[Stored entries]
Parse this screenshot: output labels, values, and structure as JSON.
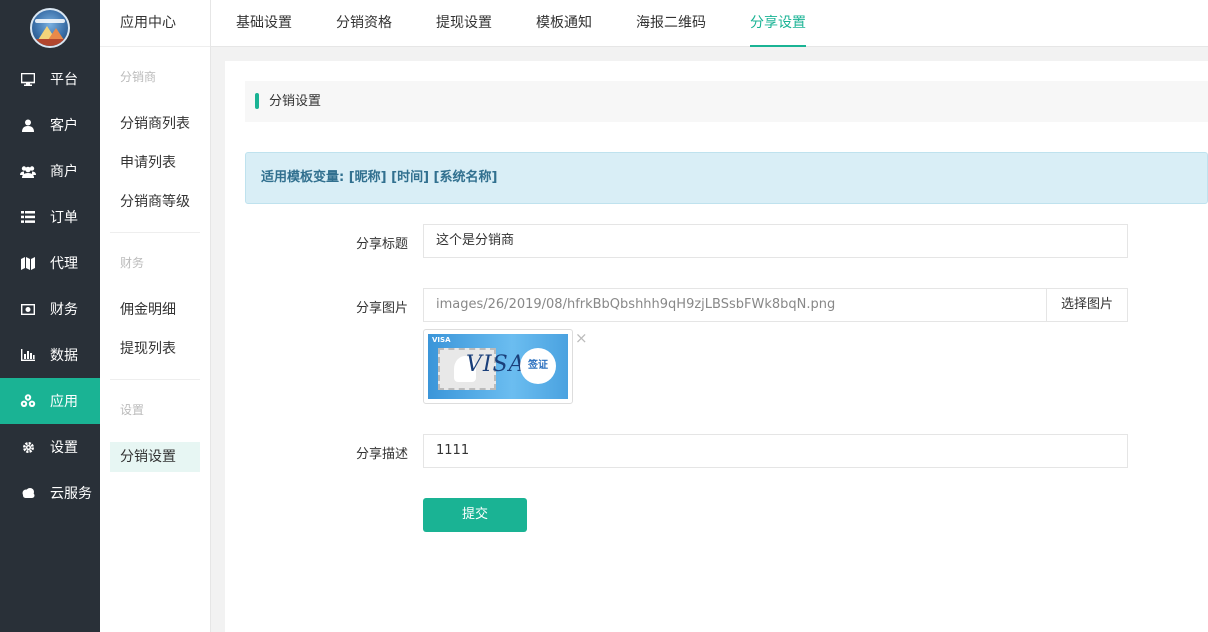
{
  "sidebar": {
    "items": [
      {
        "label": "平台",
        "icon": "monitor-icon"
      },
      {
        "label": "客户",
        "icon": "user-icon"
      },
      {
        "label": "商户",
        "icon": "users-icon"
      },
      {
        "label": "订单",
        "icon": "list-icon"
      },
      {
        "label": "代理",
        "icon": "map-icon"
      },
      {
        "label": "财务",
        "icon": "money-icon"
      },
      {
        "label": "数据",
        "icon": "bar-chart-icon"
      },
      {
        "label": "应用",
        "icon": "cubes-icon",
        "active": true
      },
      {
        "label": "设置",
        "icon": "gear-icon"
      },
      {
        "label": "云服务",
        "icon": "cloud-icon"
      }
    ]
  },
  "subnav": {
    "title": "应用中心",
    "group1": "分销商",
    "item1": "分销商列表",
    "item2": "申请列表",
    "item3": "分销商等级",
    "group2": "财务",
    "item4": "佣金明细",
    "item5": "提现列表",
    "group3": "设置",
    "item6": "分销设置"
  },
  "tabs": [
    "基础设置",
    "分销资格",
    "提现设置",
    "模板通知",
    "海报二维码",
    "分享设置"
  ],
  "active_tab": "分享设置",
  "section_title": "分销设置",
  "alert_text": "适用模板变量: [昵称] [时间] [系统名称]",
  "form": {
    "title_label": "分享标题",
    "title_value": "这个是分销商",
    "image_label": "分享图片",
    "image_value": "images/26/2019/08/hfrkBbQbshhh9qH9zjLBSsbFWk8bqN.png",
    "image_button": "选择图片",
    "thumb_tag": "VISA",
    "thumb_word": "VISA",
    "thumb_seal": "签证",
    "close_glyph": "×",
    "desc_label": "分享描述",
    "desc_value": "1111",
    "submit": "提交"
  },
  "colors": {
    "accent": "#1ab394",
    "sidebar_bg": "#293038",
    "alert_bg": "#d9eef6"
  }
}
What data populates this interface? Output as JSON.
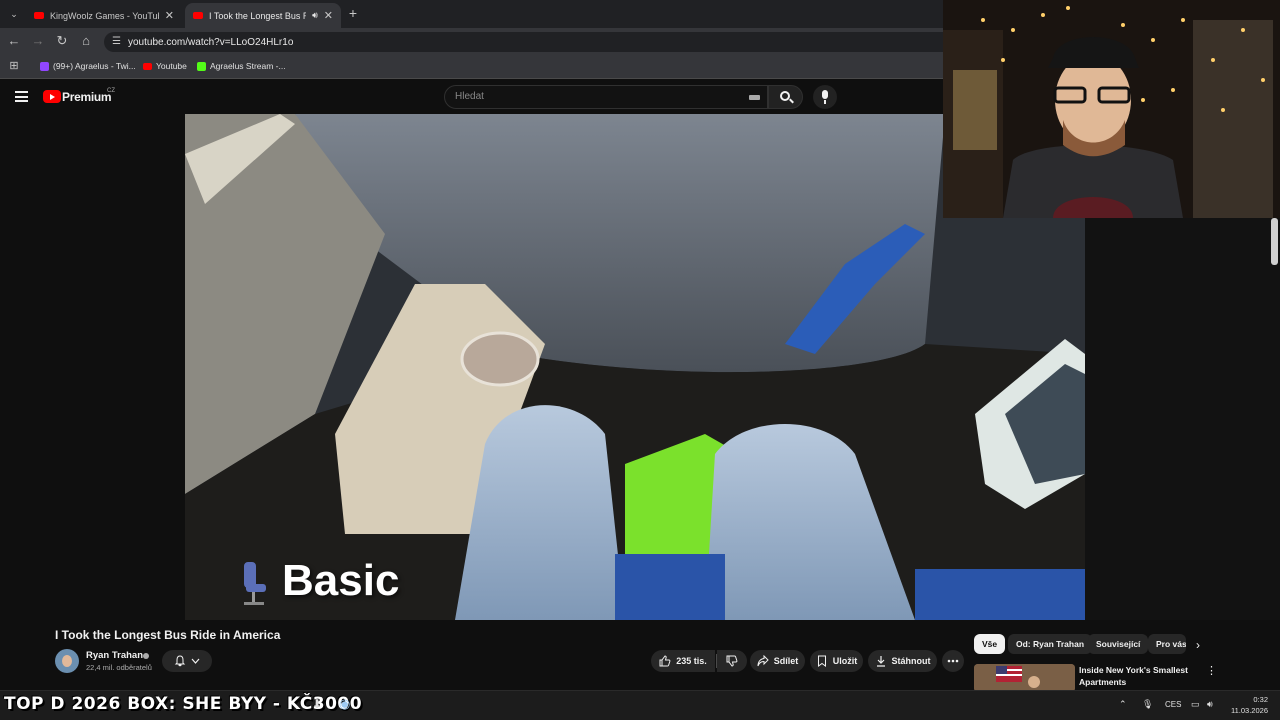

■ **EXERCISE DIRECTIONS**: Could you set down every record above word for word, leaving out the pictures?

■ **ANSWER TO THIS PROBLEM**:
Parse this screenshot: output labels, values, and structure as JSON.
{
  "sidebar": {
    "items": [
      {
        "label": "平台",
        "icon": "monitor-icon"
      },
      {
        "label": "客户",
        "icon": "user-icon"
      },
      {
        "label": "商户",
        "icon": "users-icon"
      },
      {
        "label": "订单",
        "icon": "list-icon"
      },
      {
        "label": "代理",
        "icon": "map-icon"
      },
      {
        "label": "财务",
        "icon": "money-icon"
      },
      {
        "label": "数据",
        "icon": "bar-chart-icon"
      },
      {
        "label": "应用",
        "icon": "cubes-icon",
        "active": true
      },
      {
        "label": "设置",
        "icon": "gear-icon"
      },
      {
        "label": "云服务",
        "icon": "cloud-icon"
      }
    ]
  },
  "subnav": {
    "title": "应用中心",
    "group1": "分销商",
    "item1": "分销商列表",
    "item2": "申请列表",
    "item3": "分销商等级",
    "group2": "财务",
    "item4": "佣金明细",
    "item5": "提现列表",
    "group3": "设置",
    "item6": "分销设置"
  },
  "tabs": [
    "基础设置",
    "分销资格",
    "提现设置",
    "模板通知",
    "海报二维码",
    "分享设置"
  ],
  "active_tab": "分享设置",
  "section_title": "分销设置",
  "alert_text": "适用模板变量: [昵称] [时间] [系统名称]",
  "form": {
    "title_label": "分享标题",
    "title_value": "这个是分销商",
    "image_label": "分享图片",
    "image_value": "images/26/2019/08/hfrkBbQbshhh9qH9zjLBSsbFWk8bqN.png",
    "image_button": "选择图片",
    "thumb_tag": "VISA",
    "thumb_word": "VISA",
    "thumb_seal": "签证",
    "close_glyph": "×",
    "desc_label": "分享描述",
    "desc_value": "1111",
    "submit": "提交"
  },
  "colors": {
    "accent": "#1ab394",
    "sidebar_bg": "#293038",
    "alert_bg": "#d9eef6"
  }
}
What data populates this interface? Output as JSON.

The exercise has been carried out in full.